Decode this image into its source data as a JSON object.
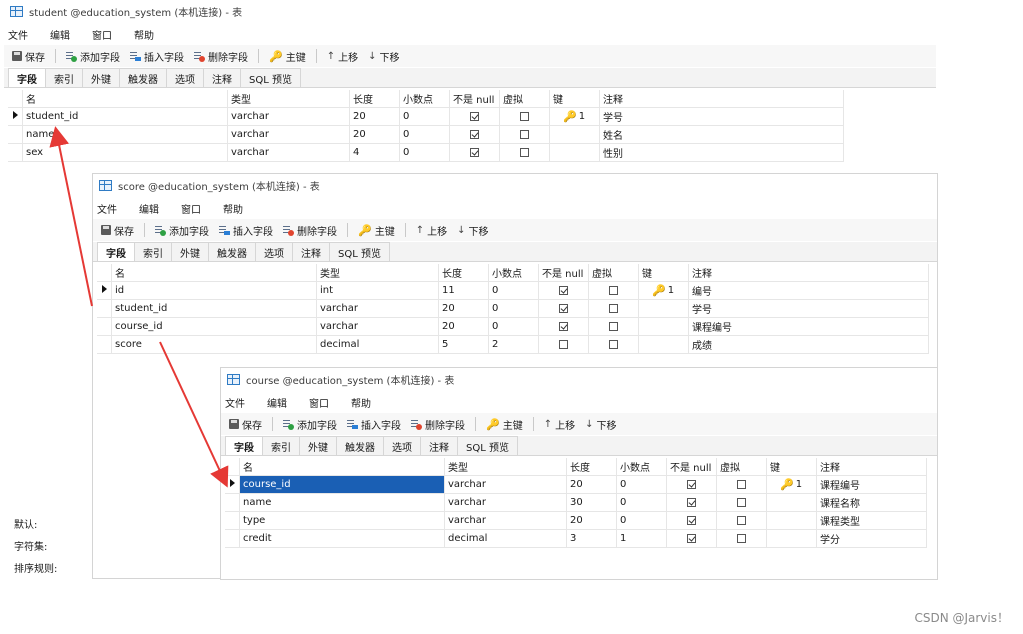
{
  "menu": [
    "文件",
    "编辑",
    "窗口",
    "帮助"
  ],
  "toolbar": {
    "save": "保存",
    "add_field": "添加字段",
    "insert_field": "插入字段",
    "delete_field": "删除字段",
    "primary_key": "主键",
    "move_up": "上移",
    "move_down": "下移"
  },
  "tabs": [
    "字段",
    "索引",
    "外键",
    "触发器",
    "选项",
    "注释",
    "SQL 预览"
  ],
  "columns": [
    "名",
    "类型",
    "长度",
    "小数点",
    "不是 null",
    "虚拟",
    "键",
    "注释"
  ],
  "windows": [
    {
      "title": "student @education_system (本机连接) - 表",
      "rows": [
        {
          "name": "student_id",
          "type": "varchar",
          "length": "20",
          "decimals": "0",
          "not_null": true,
          "virtual": false,
          "key": "1",
          "comment": "学号",
          "current": true
        },
        {
          "name": "name",
          "type": "varchar",
          "length": "20",
          "decimals": "0",
          "not_null": true,
          "virtual": false,
          "key": "",
          "comment": "姓名",
          "current": false
        },
        {
          "name": "sex",
          "type": "varchar",
          "length": "4",
          "decimals": "0",
          "not_null": true,
          "virtual": false,
          "key": "",
          "comment": "性别",
          "current": false
        }
      ]
    },
    {
      "title": "score @education_system (本机连接) - 表",
      "rows": [
        {
          "name": "id",
          "type": "int",
          "length": "11",
          "decimals": "0",
          "not_null": true,
          "virtual": false,
          "key": "1",
          "comment": "编号",
          "current": true
        },
        {
          "name": "student_id",
          "type": "varchar",
          "length": "20",
          "decimals": "0",
          "not_null": true,
          "virtual": false,
          "key": "",
          "comment": "学号",
          "current": false
        },
        {
          "name": "course_id",
          "type": "varchar",
          "length": "20",
          "decimals": "0",
          "not_null": true,
          "virtual": false,
          "key": "",
          "comment": "课程编号",
          "current": false
        },
        {
          "name": "score",
          "type": "decimal",
          "length": "5",
          "decimals": "2",
          "not_null": false,
          "virtual": false,
          "key": "",
          "comment": "成绩",
          "current": false
        }
      ]
    },
    {
      "title": "course @education_system (本机连接) - 表",
      "rows": [
        {
          "name": "course_id",
          "type": "varchar",
          "length": "20",
          "decimals": "0",
          "not_null": true,
          "virtual": false,
          "key": "1",
          "comment": "课程编号",
          "current": true,
          "selected": true
        },
        {
          "name": "name",
          "type": "varchar",
          "length": "30",
          "decimals": "0",
          "not_null": true,
          "virtual": false,
          "key": "",
          "comment": "课程名称",
          "current": false
        },
        {
          "name": "type",
          "type": "varchar",
          "length": "20",
          "decimals": "0",
          "not_null": true,
          "virtual": false,
          "key": "",
          "comment": "课程类型",
          "current": false
        },
        {
          "name": "credit",
          "type": "decimal",
          "length": "3",
          "decimals": "1",
          "not_null": true,
          "virtual": false,
          "key": "",
          "comment": "学分",
          "current": false
        }
      ]
    }
  ],
  "properties": {
    "default": "默认:",
    "charset": "字符集:",
    "collation": "排序规则:"
  },
  "watermark": "CSDN @Jarvis！",
  "colors": {
    "annotation_arrow": "#e53935",
    "selection": "#1a5fb4",
    "key_icon": "#d4a017"
  }
}
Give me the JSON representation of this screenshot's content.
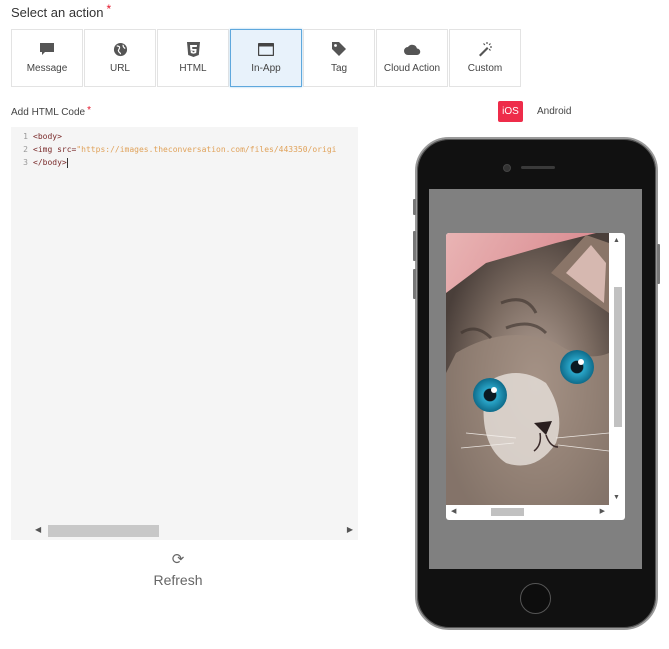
{
  "action_section": {
    "title": "Select an action",
    "required_mark": "*",
    "actions": [
      {
        "label": "Message",
        "icon": "chat-bubble-icon"
      },
      {
        "label": "URL",
        "icon": "globe-icon"
      },
      {
        "label": "HTML",
        "icon": "html5-icon"
      },
      {
        "label": "In-App",
        "icon": "window-icon"
      },
      {
        "label": "Tag",
        "icon": "tag-icon"
      },
      {
        "label": "Cloud Action",
        "icon": "cloud-icon"
      },
      {
        "label": "Custom",
        "icon": "magic-wand-icon"
      }
    ],
    "selected": "In-App"
  },
  "editor": {
    "label": "Add HTML Code",
    "required_mark": "*",
    "lines": [
      {
        "num": "1",
        "text": "<body>"
      },
      {
        "num": "2",
        "text": "<img src=\"https://images.theconversation.com/files/443350/origi"
      },
      {
        "num": "3",
        "text": "</body>"
      }
    ],
    "line2_tag": "<img ",
    "line2_attr": "src=",
    "line2_value": "\"https://images.theconversation.com/files/443350/origi"
  },
  "refresh": {
    "label": "Refresh",
    "icon": "refresh-icon"
  },
  "preview": {
    "platforms": [
      "iOS",
      "Android"
    ],
    "selected_platform": "iOS",
    "content_image": "kitten-photo"
  },
  "colors": {
    "accent_red": "#ee2c4a",
    "active_border": "#5fa8dd",
    "active_bg": "#e8f2fb",
    "screen_overlay": "#808080"
  }
}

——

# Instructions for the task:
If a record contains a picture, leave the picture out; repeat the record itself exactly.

# Output for this task:
Decode this image into its source data as a JSON object.
{
  "menu": [
    "文件",
    "编辑",
    "窗口",
    "帮助"
  ],
  "toolbar": {
    "save": "保存",
    "add_field": "添加字段",
    "insert_field": "插入字段",
    "delete_field": "删除字段",
    "primary_key": "主键",
    "move_up": "上移",
    "move_down": "下移"
  },
  "tabs": [
    "字段",
    "索引",
    "外键",
    "触发器",
    "选项",
    "注释",
    "SQL 预览"
  ],
  "columns": [
    "名",
    "类型",
    "长度",
    "小数点",
    "不是 null",
    "虚拟",
    "键",
    "注释"
  ],
  "windows": [
    {
      "title": "student @education_system (本机连接) - 表",
      "rows": [
        {
          "name": "student_id",
          "type": "varchar",
          "length": "20",
          "decimals": "0",
          "not_null": true,
          "virtual": false,
          "key": "1",
          "comment": "学号",
          "current": true
        },
        {
          "name": "name",
          "type": "varchar",
          "length": "20",
          "decimals": "0",
          "not_null": true,
          "virtual": false,
          "key": "",
          "comment": "姓名",
          "current": false
        },
        {
          "name": "sex",
          "type": "varchar",
          "length": "4",
          "decimals": "0",
          "not_null": true,
          "virtual": false,
          "key": "",
          "comment": "性别",
          "current": false
        }
      ]
    },
    {
      "title": "score @education_system (本机连接) - 表",
      "rows": [
        {
          "name": "id",
          "type": "int",
          "length": "11",
          "decimals": "0",
          "not_null": true,
          "virtual": false,
          "key": "1",
          "comment": "编号",
          "current": true
        },
        {
          "name": "student_id",
          "type": "varchar",
          "length": "20",
          "decimals": "0",
          "not_null": true,
          "virtual": false,
          "key": "",
          "comment": "学号",
          "current": false
        },
        {
          "name": "course_id",
          "type": "varchar",
          "length": "20",
          "decimals": "0",
          "not_null": true,
          "virtual": false,
          "key": "",
          "comment": "课程编号",
          "current": false
        },
        {
          "name": "score",
          "type": "decimal",
          "length": "5",
          "decimals": "2",
          "not_null": false,
          "virtual": false,
          "key": "",
          "comment": "成绩",
          "current": false
        }
      ]
    },
    {
      "title": "course @education_system (本机连接) - 表",
      "rows": [
        {
          "name": "course_id",
          "type": "varchar",
          "length": "20",
          "decimals": "0",
          "not_null": true,
          "virtual": false,
          "key": "1",
          "comment": "课程编号",
          "current": true,
          "selected": true
        },
        {
          "name": "name",
          "type": "varchar",
          "length": "30",
          "decimals": "0",
          "not_null": true,
          "virtual": false,
          "key": "",
          "comment": "课程名称",
          "current": false
        },
        {
          "name": "type",
          "type": "varchar",
          "length": "20",
          "decimals": "0",
          "not_null": true,
          "virtual": false,
          "key": "",
          "comment": "课程类型",
          "current": false
        },
        {
          "name": "credit",
          "type": "decimal",
          "length": "3",
          "decimals": "1",
          "not_null": true,
          "virtual": false,
          "key": "",
          "comment": "学分",
          "current": false
        }
      ]
    }
  ],
  "properties": {
    "default": "默认:",
    "charset": "字符集:",
    "collation": "排序规则:"
  },
  "watermark": "CSDN @Jarvis！",
  "colors": {
    "annotation_arrow": "#e53935",
    "selection": "#1a5fb4",
    "key_icon": "#d4a017"
  }
}
Give me the JSON representation of this screenshot's content.
{
  "action_section": {
    "title": "Select an action",
    "required_mark": "*",
    "actions": [
      {
        "label": "Message",
        "icon": "chat-bubble-icon"
      },
      {
        "label": "URL",
        "icon": "globe-icon"
      },
      {
        "label": "HTML",
        "icon": "html5-icon"
      },
      {
        "label": "In-App",
        "icon": "window-icon"
      },
      {
        "label": "Tag",
        "icon": "tag-icon"
      },
      {
        "label": "Cloud Action",
        "icon": "cloud-icon"
      },
      {
        "label": "Custom",
        "icon": "magic-wand-icon"
      }
    ],
    "selected": "In-App"
  },
  "editor": {
    "label": "Add HTML Code",
    "required_mark": "*",
    "lines": [
      {
        "num": "1",
        "text": "<body>"
      },
      {
        "num": "2",
        "text": "<img src=\"https://images.theconversation.com/files/443350/origi"
      },
      {
        "num": "3",
        "text": "</body>"
      }
    ],
    "line2_tag": "<img ",
    "line2_attr": "src=",
    "line2_value": "\"https://images.theconversation.com/files/443350/origi"
  },
  "refresh": {
    "label": "Refresh",
    "icon": "refresh-icon"
  },
  "preview": {
    "platforms": [
      "iOS",
      "Android"
    ],
    "selected_platform": "iOS",
    "content_image": "kitten-photo"
  },
  "colors": {
    "accent_red": "#ee2c4a",
    "active_border": "#5fa8dd",
    "active_bg": "#e8f2fb",
    "screen_overlay": "#808080"
  }
}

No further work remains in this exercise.